OF Cameron Maybin
The 33-year-old was supposed to be a stopgap when Yankee injuries hit, but he revitalized his career along the way, recording an .858 OPS and 11 homers in 82 games. He even cracked a Postseason homer against the Twins. If it was more than just a fluke, maybe he can solidify center field for the Mets.
OF Jarrod Dyson
If the Mets believe some combo of Michael Conforto and Brandon Nimmo is sufficient in center field, perhaps the 35-year-old Dyson would make a strong bench option. He could sub for defense late and bring speed - he swiped 30 bases in 130 games for Arizona last year, though he batted only .230 with a .633 OPS in 400 at-bats.
OF Billy Hamilton
Like Dyson, the speedy Hamilton could be an intriguing defense-first center fielder, especially as a late-inning replacement. There's a $7.5-million mutual option in his contract for 2020, which the Braves presumably want no part of, so he'll be on the market after a $1 million buyout.

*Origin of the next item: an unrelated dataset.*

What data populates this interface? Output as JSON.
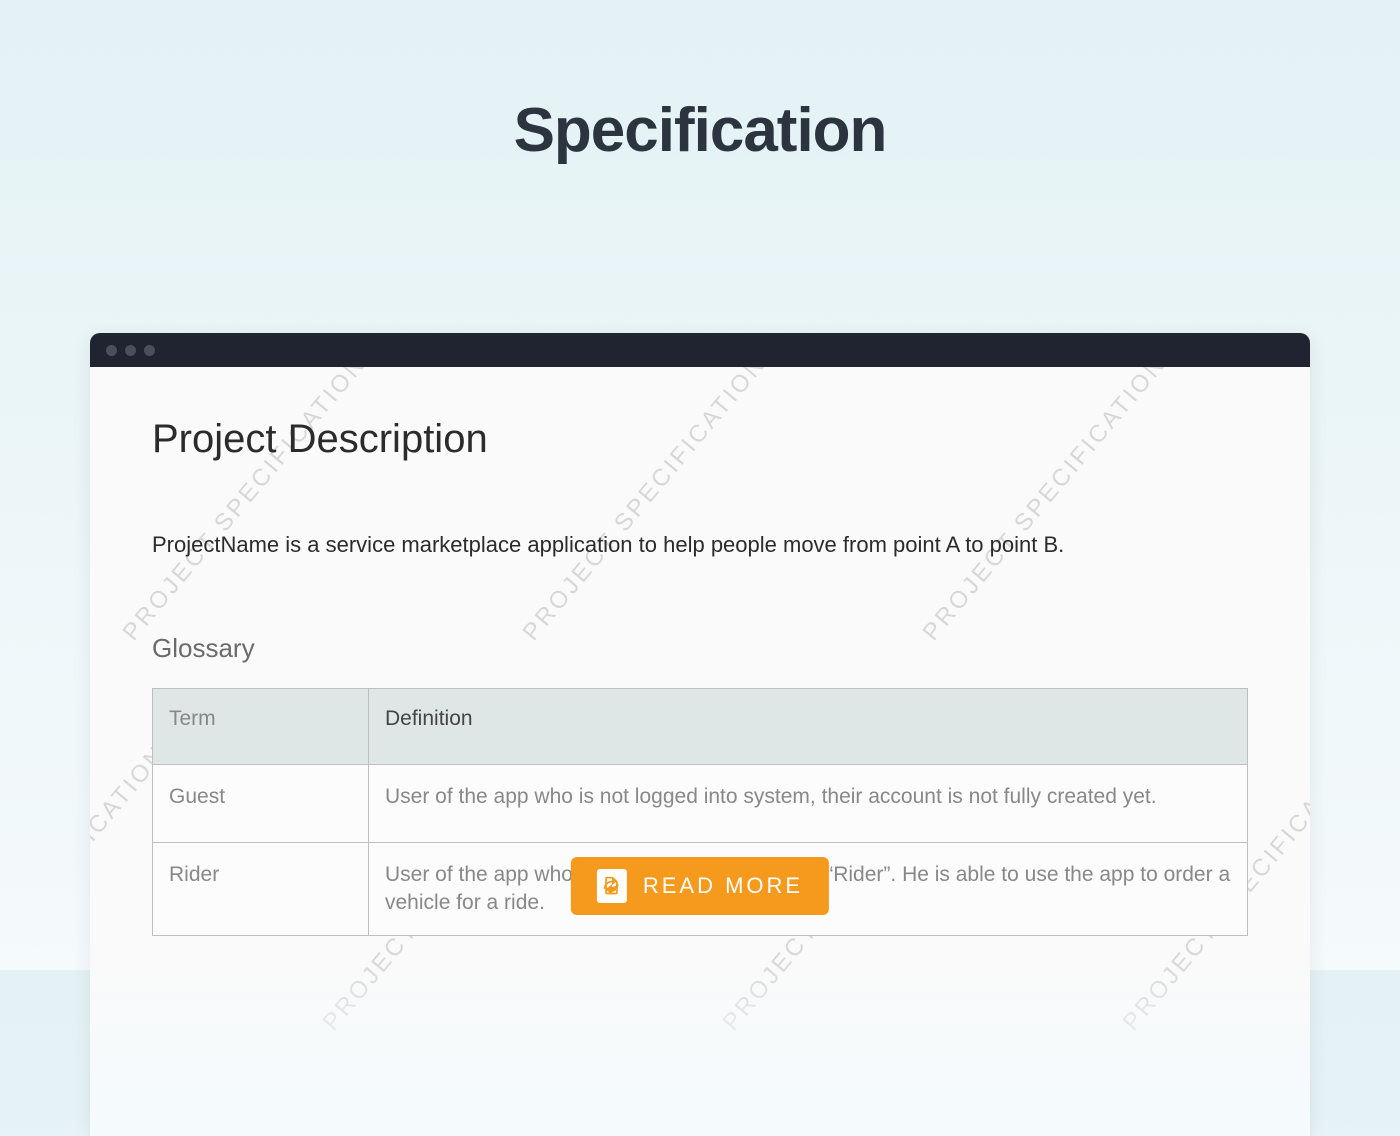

He hit .218 with 22 steals in 119 games for the Royals and Braves and mustered an average exit velocity of just 78.3 miles per hour, according to Statcast.
OF Brett Gardner
OK, maybe he's more heralded than most on this list, especially because he's played his whole career in the Bronx and seems likely to return there. But the Mets need someone who can play center field. The Yanks didn't expect to need Gardner for 141 games last year, but injuries forced him to play every day and he delivered a strong season, including career highs in homers (28) and OPS (.829).
"Can he handle playing center field in 2020 both offensively and defensively? I don't think there's any question," said Yanks' GM Brian Cashman at his season wrap-up press conference.